In the 19th century, Khedewi Ismael of Egypt said that his country belongs to Europe even though it is located in Africa. He was correct. Cairo was more than a match to many European cities. It enjoyed a state of the art transport system, modern theaters, a well-developed postal service, even a European style opera house. That was in the 1860s when the rest of the Arab world was truly in the dark ages, thanks to the Ottomans rule. The development of Egypt continued through the twentieth century. In the 1960s, there were more students in the Egyptian universities than in all the other universities in the Arab world combined. Egypt produced the best writers and scientists in the Arab world. Their film industry was world class and they produced more films than all the Arab world put together. As one Egyptian put it to me: “by the turn of the 20th century, Egypt and Japan were about equal on the scale of development. Japan was completely destroyed in WWII and was hit by two nuclear bombs. On the other hand Egypt was hit by Islamic radicalism, and look at where the two countries are now on the development scale”. A real proof that Islam can do more damage than a nuclear war.
Of course, the MB do not believe that Egypt’s well developed past was a good idea. They believe that the opera house, theaters, films and music are all signs of ‘Jahilyia’ (ignorance) and the Egyptians should be ashamed that they had all that. Indeed, that was the purpose of the creation of the MB; to stop all that decadence and put the country, and the world, on the right track to the ‘Islamic enlightenment’ where only Islamic rituals are allowed!
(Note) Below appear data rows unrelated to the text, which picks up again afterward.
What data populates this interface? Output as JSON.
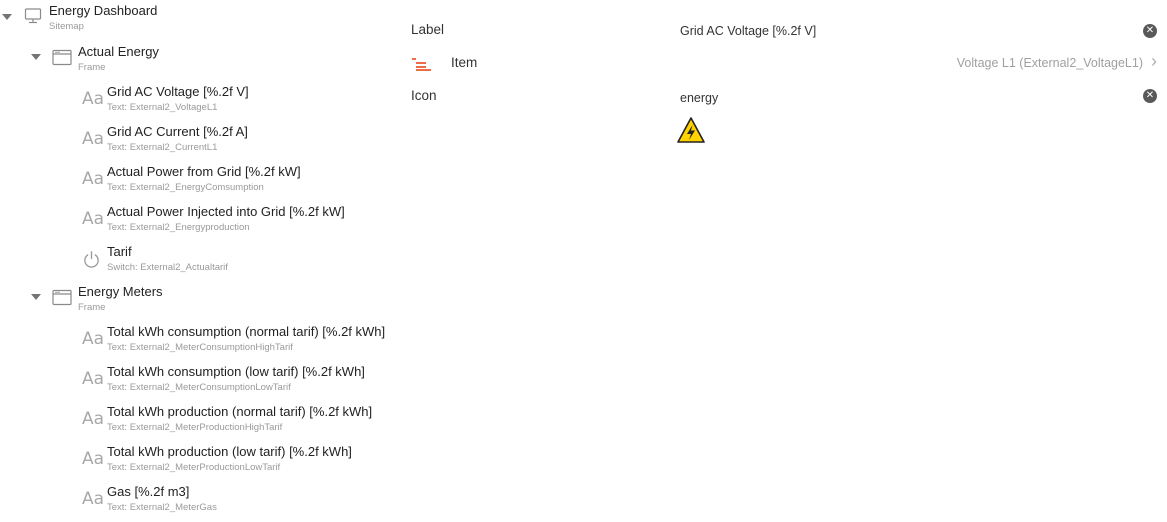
{
  "root": {
    "title": "Energy Dashboard",
    "subtitle": "Sitemap"
  },
  "frames": [
    {
      "title": "Actual Energy",
      "subtitle": "Frame",
      "widgets": [
        {
          "icon": "text-icon",
          "glyph": "Aa",
          "title": "Grid AC Voltage [%.2f V]",
          "subtitle": "Text: External2_VoltageL1"
        },
        {
          "icon": "text-icon",
          "glyph": "Aa",
          "title": "Grid AC Current [%.2f A]",
          "subtitle": "Text: External2_CurrentL1"
        },
        {
          "icon": "text-icon",
          "glyph": "Aa",
          "title": "Actual Power from Grid [%.2f kW]",
          "subtitle": "Text: External2_EnergyComsumption"
        },
        {
          "icon": "text-icon",
          "glyph": "Aa",
          "title": "Actual Power Injected into Grid [%.2f kW]",
          "subtitle": "Text: External2_Energyproduction"
        },
        {
          "icon": "power-icon",
          "glyph": "",
          "title": "Tarif",
          "subtitle": "Switch: External2_Actualtarif"
        }
      ]
    },
    {
      "title": "Energy Meters",
      "subtitle": "Frame",
      "widgets": [
        {
          "icon": "text-icon",
          "glyph": "Aa",
          "title": "Total kWh consumption (normal tarif) [%.2f kWh]",
          "subtitle": "Text: External2_MeterConsumptionHighTarif"
        },
        {
          "icon": "text-icon",
          "glyph": "Aa",
          "title": "Total kWh consumption (low tarif) [%.2f kWh]",
          "subtitle": "Text: External2_MeterConsumptionLowTarif"
        },
        {
          "icon": "text-icon",
          "glyph": "Aa",
          "title": "Total kWh production (normal tarif) [%.2f kWh]",
          "subtitle": "Text: External2_MeterProductionHighTarif"
        },
        {
          "icon": "text-icon",
          "glyph": "Aa",
          "title": "Total kWh production (low tarif) [%.2f kWh]",
          "subtitle": "Text: External2_MeterProductionLowTarif"
        },
        {
          "icon": "text-icon",
          "glyph": "Aa",
          "title": "Gas [%.2f m3]",
          "subtitle": "Text: External2_MeterGas"
        }
      ]
    }
  ],
  "detail": {
    "label": {
      "name": "Label",
      "value": "Grid AC Voltage [%.2f V]"
    },
    "item": {
      "name": "Item",
      "value": "Voltage L1 (External2_VoltageL1)"
    },
    "icon": {
      "name": "Icon",
      "value": "energy",
      "preview": "warning-lightning-icon"
    },
    "clear_glyph": "✕",
    "chevron_glyph": "›"
  },
  "colors": {
    "accent": "#e64a19",
    "warning_yellow": "#ffd200"
  }
}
However, most Egyptians are nostalgic to their glorious past. They want their country to rival the European countries once again and to be in the lead in the Arab world. They believe that Egypt, not the Gulf states, is the natural leader of the Arab world. Egypt lost its leadership in the Arab World after the death of its iconic and charismatic leader Gamal Abdul Nasser. Nasser’s hardline policy may have not been very popular at the time, but he knew how to deal with the Muslim Brotherhood. it is interesting that many Egyptians were carrying Nasser’s pictures in Cairo’s streets implying they demand a hardline policy against the MB.
Is a Syrian style civil war likely?
Unlikely. Egyptians are more united than Syrians in their rejection of the MB. Besides the Syrian rebels, in theory, are against a tyrant regime. In Egypt, there is no regime and no dictatorship. However, the MB members already threatened that there will be no peace in Egypt. They already started terrorist activities in Sinai and many Egyptian cities. Their leaders threatened more violence in the form of car bombing or suicide bombing, which is something to be expected from that terrorist organization. However, it is unlikely to go on for long time as it will turn the people against them even more. We must remember that Egypt has a powerful army which is strongly behind the people.
1. Expert estimates of the number of people who took to the streets on 30 June and 26 of July range between 18 to 30 millions.